Recently, we caught up with her to get her thoughts on the top-of-mind issues facing people in product. In our interview, she gave us answers to two of the questions we hear most frequently in product Q&As: “How can PMs carve out the career they’ve always wanted in product management?” and “How can product leaders identify and attract stand-out talent that doesn’t always stand out on paper?”
What prompted you to make the transition from engineering to product?
I started my career as an engineer working at Apple. We were launching exciting products–Mac Mini, OS X, and iMac. I enjoyed the work and the variety in my days. I wrote code for new products, worked with R&D and hardware engineers on prototypes, and traveled to manufacturing factories worldwide to roll out new products.
But, over time I realized I was more interested in consumer feedback, how business decisions were made, and how product requirements were developed. I wanted to be a part of the strategic and product decision process, so I pursued my MBA and then switched to product management.
What skills and traits do you value most in other product managers?
When it comes to candidates for a product management team, I am ultimately looking for an effective motivator and leader who not only sets the bar high but gives their co-workers the support they need to reach it.
They have to have a passion for problem-solving. On a day-to-day basis, they dig into the details of what has worked in the past and what hasn’t and then work with the team to assess the ‘why’ behind the successes and failures of particular products, features, and initiatives.
The most important trait of product managers is customer empathy. If they can feel their customers’ pain points immediately, they’re more likely to be able to resolve them.
I look for people with strong instincts about solutions, but who rigorously test their hypotheses and learn from those tests.
What mistakes do you see hiring managers make when it comes to finding PMs?
A person’s background will not accurately predict her contributions to the team. The biggest, and, unfortunately, most common mistake I see is hiring people based purely on education or past work experience. I have mentored countless people who can succeed purely based on their passion and ability to learn quickly.

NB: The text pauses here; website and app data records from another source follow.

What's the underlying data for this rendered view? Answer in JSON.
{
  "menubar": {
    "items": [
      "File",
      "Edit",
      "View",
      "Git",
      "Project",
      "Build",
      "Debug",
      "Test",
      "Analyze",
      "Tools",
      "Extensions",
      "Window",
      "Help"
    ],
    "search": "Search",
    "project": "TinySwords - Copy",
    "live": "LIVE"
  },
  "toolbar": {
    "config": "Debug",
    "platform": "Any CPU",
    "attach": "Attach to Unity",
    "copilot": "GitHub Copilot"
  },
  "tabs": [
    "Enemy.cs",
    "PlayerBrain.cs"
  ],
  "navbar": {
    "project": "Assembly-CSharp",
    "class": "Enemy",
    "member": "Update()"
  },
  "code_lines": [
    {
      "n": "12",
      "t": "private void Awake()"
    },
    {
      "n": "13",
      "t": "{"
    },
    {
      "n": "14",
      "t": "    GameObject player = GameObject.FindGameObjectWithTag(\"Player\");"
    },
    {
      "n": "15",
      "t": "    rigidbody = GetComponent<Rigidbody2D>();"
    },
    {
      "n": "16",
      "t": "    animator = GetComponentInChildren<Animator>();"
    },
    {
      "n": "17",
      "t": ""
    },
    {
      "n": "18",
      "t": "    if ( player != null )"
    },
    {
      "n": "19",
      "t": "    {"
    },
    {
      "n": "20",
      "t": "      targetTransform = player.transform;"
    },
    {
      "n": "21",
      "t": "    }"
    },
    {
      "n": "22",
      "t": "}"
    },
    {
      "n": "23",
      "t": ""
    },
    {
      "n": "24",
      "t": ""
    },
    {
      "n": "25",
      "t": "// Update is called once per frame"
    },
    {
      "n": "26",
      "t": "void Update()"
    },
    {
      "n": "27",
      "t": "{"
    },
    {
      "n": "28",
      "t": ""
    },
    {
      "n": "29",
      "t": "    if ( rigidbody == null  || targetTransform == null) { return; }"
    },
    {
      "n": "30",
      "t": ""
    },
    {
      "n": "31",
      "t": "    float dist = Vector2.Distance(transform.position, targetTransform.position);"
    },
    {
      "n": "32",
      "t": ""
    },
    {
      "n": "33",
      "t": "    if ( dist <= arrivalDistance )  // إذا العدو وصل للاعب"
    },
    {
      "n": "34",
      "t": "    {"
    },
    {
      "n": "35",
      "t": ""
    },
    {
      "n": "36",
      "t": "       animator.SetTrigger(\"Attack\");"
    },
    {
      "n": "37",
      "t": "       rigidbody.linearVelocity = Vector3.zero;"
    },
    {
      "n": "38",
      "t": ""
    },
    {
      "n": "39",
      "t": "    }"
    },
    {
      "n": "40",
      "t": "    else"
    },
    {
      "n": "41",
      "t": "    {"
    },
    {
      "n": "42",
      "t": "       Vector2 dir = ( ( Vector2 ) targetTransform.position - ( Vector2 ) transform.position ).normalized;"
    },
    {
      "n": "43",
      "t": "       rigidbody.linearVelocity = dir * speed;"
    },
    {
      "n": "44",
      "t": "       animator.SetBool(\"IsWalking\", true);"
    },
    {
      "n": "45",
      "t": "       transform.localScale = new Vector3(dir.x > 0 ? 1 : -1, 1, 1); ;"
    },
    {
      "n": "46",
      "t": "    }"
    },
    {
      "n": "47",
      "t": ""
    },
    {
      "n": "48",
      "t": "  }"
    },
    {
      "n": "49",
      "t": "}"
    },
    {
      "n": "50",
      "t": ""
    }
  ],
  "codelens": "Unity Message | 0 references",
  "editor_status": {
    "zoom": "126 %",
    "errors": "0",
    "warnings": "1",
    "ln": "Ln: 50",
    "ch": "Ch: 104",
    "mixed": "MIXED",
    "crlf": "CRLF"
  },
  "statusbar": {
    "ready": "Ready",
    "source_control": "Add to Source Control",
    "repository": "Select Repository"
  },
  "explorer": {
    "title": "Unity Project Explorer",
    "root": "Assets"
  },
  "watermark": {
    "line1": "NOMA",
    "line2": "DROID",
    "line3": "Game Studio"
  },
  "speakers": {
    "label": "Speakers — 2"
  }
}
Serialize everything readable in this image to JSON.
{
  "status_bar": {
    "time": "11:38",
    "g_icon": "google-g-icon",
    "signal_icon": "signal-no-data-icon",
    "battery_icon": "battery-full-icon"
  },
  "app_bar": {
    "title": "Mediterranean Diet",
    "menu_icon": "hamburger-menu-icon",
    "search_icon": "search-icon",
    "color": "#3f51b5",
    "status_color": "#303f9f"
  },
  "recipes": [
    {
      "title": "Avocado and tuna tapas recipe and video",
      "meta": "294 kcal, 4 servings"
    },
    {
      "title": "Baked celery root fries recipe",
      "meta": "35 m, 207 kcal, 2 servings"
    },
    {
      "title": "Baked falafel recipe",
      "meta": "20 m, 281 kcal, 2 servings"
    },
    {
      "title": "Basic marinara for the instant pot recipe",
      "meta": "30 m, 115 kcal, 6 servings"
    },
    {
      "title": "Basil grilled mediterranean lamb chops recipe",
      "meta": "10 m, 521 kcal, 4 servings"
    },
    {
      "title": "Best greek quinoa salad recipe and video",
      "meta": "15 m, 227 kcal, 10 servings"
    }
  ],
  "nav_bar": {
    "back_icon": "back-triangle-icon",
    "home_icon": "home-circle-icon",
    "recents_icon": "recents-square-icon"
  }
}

Too many companies lose out on fantastic candidates because they don’t look like a fit on paper. That’s why hiring managers need to thoroughly vet the candidate’s potential. If the candidate’s potential is high and her manager invests time in her growth, the team will gain a valuable addition.
How have the skills and projects you’ve prioritized shaped the direction of your career? As a manager, what guidance do you offer PMs who are having to make that decision for themselves?
Most PMs are presented with dozens of opportunities throughout their career, and while having those choices is exciting, it can also make it hard to have direction. And to succeed, PMs need to focus on skill sets that not only apply to their current job but also support them in their next one.
So, PMs have to decide when to develop deep expertise in a particular skill or industry and where to experiment and broaden their skill set within their current role. I encourage PMs to work with their managers to ensure they have a clear path with milestones they have to hit along the way.
There is no way to know for sure the best possible route, but I suggest focusing on what you want to accomplish, evaluating where you need to improve, and then taking whatever imperfect data you have to help you make the most sound decision you can.
What motivated you to start Women In Product?
The inspiration behind Women in Product came from a dinner among a group of women who were all PMs. At some point during the conversation, we came to the realization that none of us had ever been to a product management conference before. This unfortunate fact inspired us to take action, which served as the impetus for Women in Product. What started as a way to create community among women in product management has blossomed into this opportunity to bring people together to help each other grow their product and leadership skills.
What advice would you give to women in product who are just starting out?
For women in product that are just starting out, my best advice is to find a sponsor. Mentorship is a critical element of any successful career, but sponsorship goes a step further. A sponsor advocates for their mentees and will go to bat for them in order to propel their career forward. Unlike a mentor, a career sponsor can’t be asked for – you need to earn their trust, and the reward is much greater.
What about women in product looking to secure leadership positions?
First, don’t sell yourself short. Believe in yourself and what you accomplished to get wherever you are–especially if it’s in a new role.
Second, don’t write yourself off when you make a decision that fails. As hard as it can be, it’s important to see failure as an experiment and use the findings moving forward.
And lastly, remember that true leadership is earned. Just because you lack the leader title doesn’t mean you can’t act like one. Start building trust with your team early, so you have what it takes when an opportunity opens up.